As adults, we sometimes just want to do things that bring us pleasure and put off annoying activities for as long as possible. Children are very similar to us, they just might not be as experienced with prioritization yet as we are. If only homework could wait forever so that they could just play games and watch cartoons! Although delaying gratification becomes easier as we get older, meditation can speed up this process. Meditation will foster a sense of their own priorities by developing a sense of responsibility so that they can enjoy both homework and play, making room for these activities in their lives in a balanced way.

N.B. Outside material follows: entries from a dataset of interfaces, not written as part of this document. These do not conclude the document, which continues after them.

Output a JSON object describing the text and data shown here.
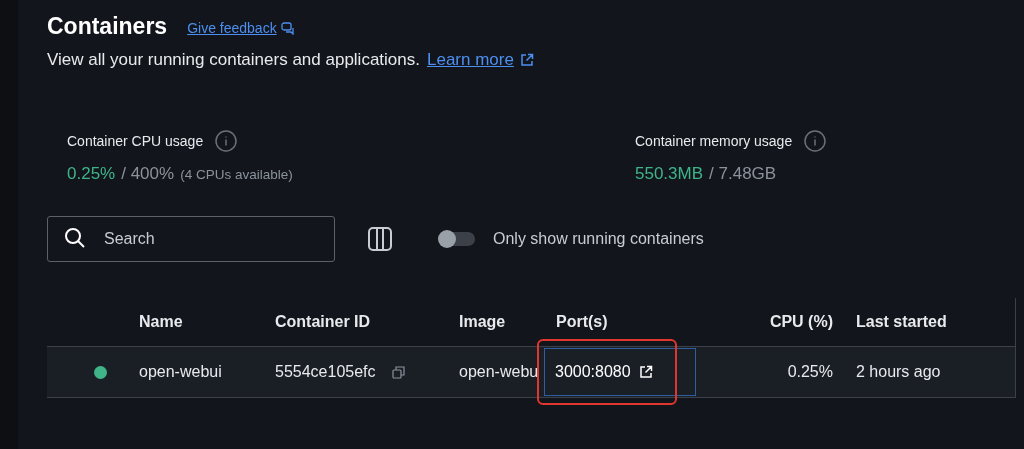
{
  "header": {
    "title": "Containers",
    "feedback_link": "Give feedback",
    "description": "View all your running containers and applications.",
    "learn_more_link": "Learn more"
  },
  "stats": [
    {
      "label": "Container CPU usage",
      "used": "0.25%",
      "total": "/ 400%",
      "note": "(4 CPUs available)"
    },
    {
      "label": "Container memory usage",
      "used": "550.3MB",
      "total": "/ 7.48GB"
    }
  ],
  "toolbar": {
    "search": {
      "placeholder": "Search"
    },
    "running_only": {
      "label": "Only show running containers",
      "on": false
    }
  },
  "table": {
    "columns": [
      "Name",
      "Container ID",
      "Image",
      "Port(s)",
      "CPU (%)",
      "Last started"
    ],
    "rows": [
      {
        "running": true,
        "name": "open-webui",
        "container_id": "5554ce105efc",
        "image": "open-webu",
        "ports": "3000:8080",
        "ports_highlighted": true,
        "cpu": "0.25%",
        "last_started": "2 hours ago"
      }
    ]
  }
}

Meditation enables us to let our inner child be free. When we’re children, our imagination is usually broad and much wider than it is in adulthood. We believe that we can do whatever we want, but we accept that some of our dreams will not come true as we face the realities of society and life. Although this brings us closer to reality and results in maturity, it can sometimes cause our inner child to remain silent as we grow up and the voice of our adult self to internalize the voice of society and drift apart from our most authentic self.
By meditating, we can remember that there is always room for play and imagination in life. Meditation is one of the best areas to hear our inner child. It helps us to see and accept the most innocent aspects of ourselves that we try to shut off by saying things like, “that’s childish.” Meditating with children allows you to empathize with and listen to them. On the other hand, children learn to take accountability and make room for life’s responsibilities. In other words, looking after your creative, innocent, and playful childlike side as that child may be the key to glowing with each part of you that makes you “you” in the future.

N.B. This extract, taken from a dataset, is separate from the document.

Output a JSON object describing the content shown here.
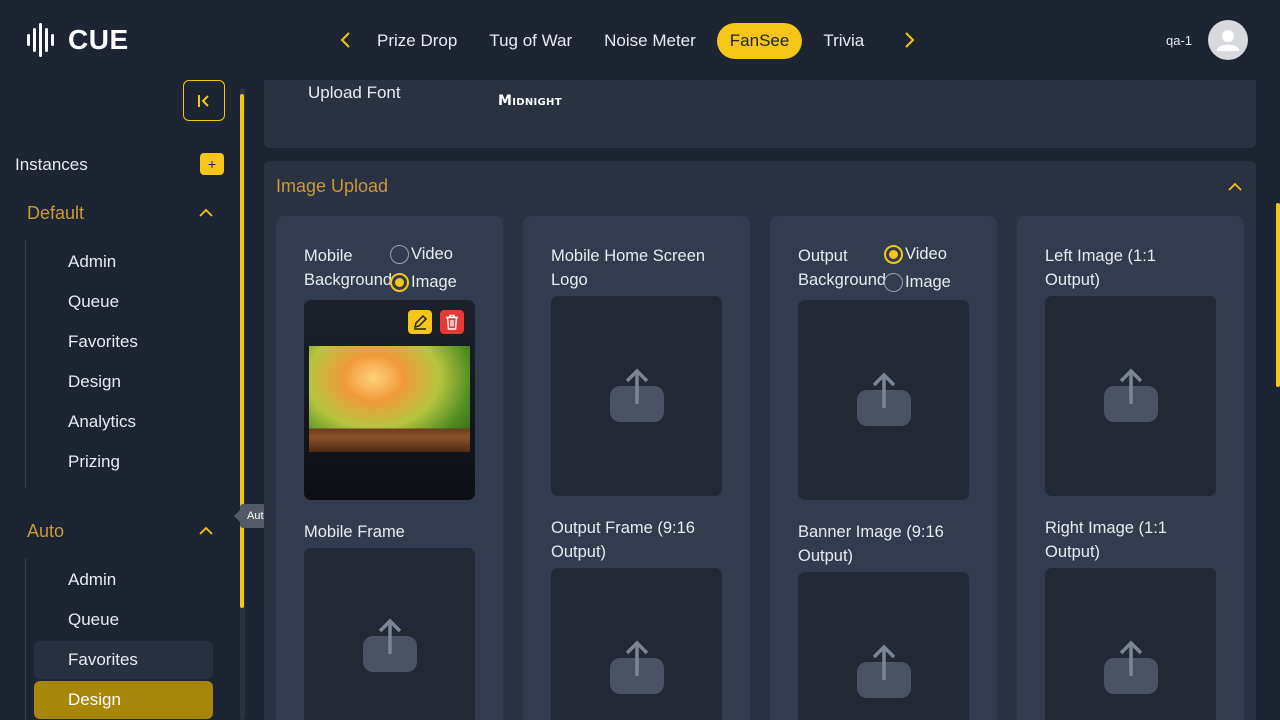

According to some scientific studies, mindfulness-based exercises can also positively impact school performance. Meditation can improve children’s academic success, deepen their friendships, reduce anxiety, and overall contribute to increased levels of self-efficacy.
It’s not always that easy for children to recognize and accept their feelings. Think about it, even us adults have a hard time with this. Meditation can teach children to listen to themselves without judgment. The more they meditate, the easier it is for them to show compassion for themselves and toward others.
Many studies show that meditation has positive effects on sleep quality as well. Meditation can help you to fall asleep more quickly and smoothly. Thus, it strengthens the relaxing and regenerative effects of sleep on our body and mind. A child who has trouble sleeping can improve their sleep quality by meditating regularly. However, if this is a serious and recurring sleep problem, it’s important to consult a specialist.
As a child, it’s often rather difficult to recognize and name our physical and mental needs let alone attend to them. It may be hard to see that the reason we’re grumpy, for example, is because we’re hungry and that’s true even for adults. When we are sleepy, we get moody instead of going to sleep. When we are hungry, we may feel angry and intolerant, yet we may not think of satisfying our hunger. Even if our body gets tired from moving around too much, we may feel exhausted at the end of the day but still find ourselves getting caught up in a game without thinking about stopping and resting. With enhanced body awareness thanks to meditation, children become more comfortable with identifying and attending to their needs. Children can realize these needs earlier once they make a habit of listening to their body, not only during meditation practice, but also for the rest of their lives.
As a result, meditating with children has plenty of benefits for both children and their caregivers. You can support your children’s emotional and cognitive development by turning to this practice, which you can personalize as you wish, creating an entertaining family activity.
Translator: Ebru Peközer